**PROBLEM DESCRIPTION**
Write out the data once more, exactly as it reads.

'''

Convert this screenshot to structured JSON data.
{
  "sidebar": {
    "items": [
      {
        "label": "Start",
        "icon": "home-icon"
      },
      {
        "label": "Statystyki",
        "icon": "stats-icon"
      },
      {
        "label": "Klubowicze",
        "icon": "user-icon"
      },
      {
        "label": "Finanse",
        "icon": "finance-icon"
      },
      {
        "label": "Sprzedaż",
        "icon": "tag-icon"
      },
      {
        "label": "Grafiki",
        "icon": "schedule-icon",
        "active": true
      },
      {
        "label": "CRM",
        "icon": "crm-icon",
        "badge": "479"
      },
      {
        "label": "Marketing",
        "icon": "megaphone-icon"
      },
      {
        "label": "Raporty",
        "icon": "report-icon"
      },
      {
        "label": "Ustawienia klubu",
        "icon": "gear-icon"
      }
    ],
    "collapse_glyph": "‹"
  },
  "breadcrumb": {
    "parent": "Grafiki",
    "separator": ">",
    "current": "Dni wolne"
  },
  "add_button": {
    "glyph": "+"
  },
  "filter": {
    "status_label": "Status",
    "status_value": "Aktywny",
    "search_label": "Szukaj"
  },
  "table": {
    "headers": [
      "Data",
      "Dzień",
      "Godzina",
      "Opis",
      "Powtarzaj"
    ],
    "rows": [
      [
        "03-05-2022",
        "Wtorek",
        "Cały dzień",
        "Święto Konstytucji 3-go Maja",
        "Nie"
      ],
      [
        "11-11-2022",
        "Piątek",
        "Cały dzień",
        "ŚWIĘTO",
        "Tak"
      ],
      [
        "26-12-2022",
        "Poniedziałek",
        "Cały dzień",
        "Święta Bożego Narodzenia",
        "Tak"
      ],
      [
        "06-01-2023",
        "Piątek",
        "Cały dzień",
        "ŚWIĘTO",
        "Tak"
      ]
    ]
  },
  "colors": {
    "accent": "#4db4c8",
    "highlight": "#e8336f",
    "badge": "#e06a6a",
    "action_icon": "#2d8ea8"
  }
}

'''

**YOUR SOLUTION**
Convert this screenshot to structured JSON data.
{
  "sidebar": {
    "items": [
      {
        "label": "Start",
        "icon": "home-icon"
      },
      {
        "label": "Statystyki",
        "icon": "stats-icon"
      },
      {
        "label": "Klubowicze",
        "icon": "user-icon"
      },
      {
        "label": "Finanse",
        "icon": "finance-icon"
      },
      {
        "label": "Sprzedaż",
        "icon": "tag-icon"
      },
      {
        "label": "Grafiki",
        "icon": "schedule-icon",
        "active": true
      },
      {
        "label": "CRM",
        "icon": "crm-icon",
        "badge": "479"
      },
      {
        "label": "Marketing",
        "icon": "megaphone-icon"
      },
      {
        "label": "Raporty",
        "icon": "report-icon"
      },
      {
        "label": "Ustawienia klubu",
        "icon": "gear-icon"
      }
    ],
    "collapse_glyph": "‹"
  },
  "breadcrumb": {
    "parent": "Grafiki",
    "separator": ">",
    "current": "Dni wolne"
  },
  "add_button": {
    "glyph": "+"
  },
  "filter": {
    "status_label": "Status",
    "status_value": "Aktywny",
    "search_label": "Szukaj"
  },
  "table": {
    "headers": [
      "Data",
      "Dzień",
      "Godzina",
      "Opis",
      "Powtarzaj"
    ],
    "rows": [
      [
        "03-05-2022",
        "Wtorek",
        "Cały dzień",
        "Święto Konstytucji 3-go Maja",
        "Nie"
      ],
      [
        "11-11-2022",
        "Piątek",
        "Cały dzień",
        "ŚWIĘTO",
        "Tak"
      ],
      [
        "26-12-2022",
        "Poniedziałek",
        "Cały dzień",
        "Święta Bożego Narodzenia",
        "Tak"
      ],
      [
        "06-01-2023",
        "Piątek",
        "Cały dzień",
        "ŚWIĘTO",
        "Tak"
      ]
    ]
  },
  "colors": {
    "accent": "#4db4c8",
    "highlight": "#e8336f",
    "badge": "#e06a6a",
    "action_icon": "#2d8ea8"
  }
}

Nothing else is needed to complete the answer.